Data about app and page elements
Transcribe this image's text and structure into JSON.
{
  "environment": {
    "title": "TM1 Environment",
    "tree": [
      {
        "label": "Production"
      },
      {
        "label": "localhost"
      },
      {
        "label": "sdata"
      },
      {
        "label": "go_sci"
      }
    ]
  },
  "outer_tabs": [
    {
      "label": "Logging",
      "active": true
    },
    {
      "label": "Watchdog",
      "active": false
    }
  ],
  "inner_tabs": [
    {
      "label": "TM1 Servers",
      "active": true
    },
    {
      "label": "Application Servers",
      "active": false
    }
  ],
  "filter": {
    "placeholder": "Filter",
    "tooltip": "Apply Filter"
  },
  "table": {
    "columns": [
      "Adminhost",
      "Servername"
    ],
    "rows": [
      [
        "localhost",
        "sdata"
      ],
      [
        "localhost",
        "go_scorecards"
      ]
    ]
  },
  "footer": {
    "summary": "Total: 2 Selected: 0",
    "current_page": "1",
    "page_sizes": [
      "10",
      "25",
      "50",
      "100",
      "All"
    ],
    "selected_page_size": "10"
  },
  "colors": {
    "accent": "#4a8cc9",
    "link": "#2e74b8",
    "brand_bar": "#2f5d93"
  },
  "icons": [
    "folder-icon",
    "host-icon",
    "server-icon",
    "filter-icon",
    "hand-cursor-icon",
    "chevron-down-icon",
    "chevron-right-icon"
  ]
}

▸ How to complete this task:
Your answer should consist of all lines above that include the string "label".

▸ Response:
        "label": "Production"
        "label": "localhost"
        "label": "sdata"
        "label": "go_sci"
      "label": "Logging",
      "label": "Watchdog",
      "label": "TM1 Servers",
      "label": "Application Servers",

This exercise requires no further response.